  • 3
    \$\begingroup\$ Winny might be skilled enough to use a heat gun on something he wants to use afterwards, I only use one for destructive disassembly! That pad pitch is fine for an ordinary soldering iron. \$\endgroup\$ – Neil_UK Jun 23 '17 at 7:32
  • 4
    \$\begingroup\$ It looks slightly lame design for that relatively long daughter board to be held only by the solder joints. Any sort of vibration and it's only a matter of time before it's off again. Secure it in a few places with hot melt. \$\endgroup\$ – replete Jun 23 '17 at 7:36
  • 2
    \$\begingroup\$ Sorry, but I don't see how this can be answered objectively. You already know the options, and whichever is better depends solely on your skill with it. \$\endgroup\$ – Dmitry Grigoryev Jun 23 '17 at 7:49
  • 2
    \$\begingroup\$ To me it looks like you ripped off the pads as well, making it impossible to solder again. But this is hard to judge given the quality of images supplied. \$\endgroup\$ – asdfex Jun 23 '17 at 9:01
2
\$\begingroup\$

Just use a normal soldering iron (preferably temperature controlled) and liquid solder flux. Apply flux liberally, then put a little solder on the iron tip and rake it down the pins on an angle to heat up several pins at once (or use a 3mm spade tip like I do).

The flux should prevent solder from bridging the pins. If a solder bridge does occur then use desoldering braid to remove it.

\$\endgroup\$
1
\$\begingroup\$

If you do not want to use solder iron, then here is an alternate method:

  1. Apply liquid flux on the pads of the IC.
  2. Apply some solder on the pads and then place the IC carefully in place, and
  3. Use the hot air blower/heat gun to secure it firmly in place.

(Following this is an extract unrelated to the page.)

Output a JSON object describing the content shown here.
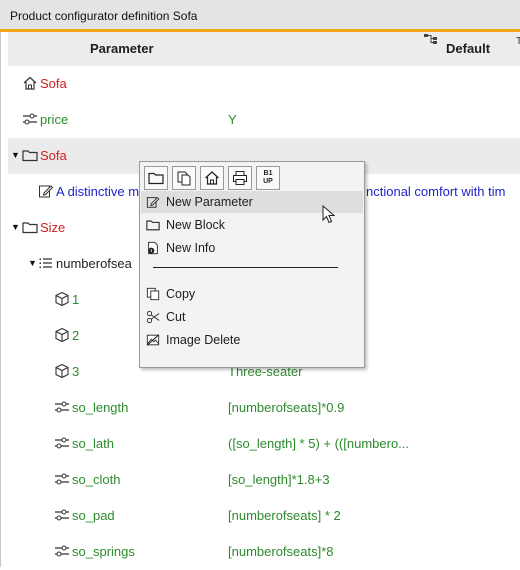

PS: Where your IC pads are, I can see some capacitors and other components. So, you'll have to use your heat gun very carefully.

I'd personally prefer to solder this IC than relying on heat gun to do the job. If the heat gun displaces the caps while placing your IC correctly, re-placing those caps would be much tougher later.

\$\endgroup\$
0
\$\begingroup\$

I would go at it like this.

  1. Use solder wick to clean the pads of both boards. You want the pads of both to be clean and smooth.

  2. Use a soldering iron with a fine tip, and 0.5 mm solder. It can be done with thicker solder, but I use 0.5mm for just about everything.

  3. Heat one pad one the main board with the iron, and melt a bit of solder onto the pad.

  4. Put the smaller module in place and line it up properly.

  5. Melt the solder on the one tinned pad, and push the smaller board down on the larger one so that they are flat on one another.

  6. Remove the iron and let the pad cool.

  7. Check alignmeny. If crooked, reheat and adjust.

  8. Solder all of the pads, including the first one. It won't be perfect because of the reheating, so it must be redone.

\$\endgroup\$

Not the answer you're looking for? Browse other questions tagged or ask your own question.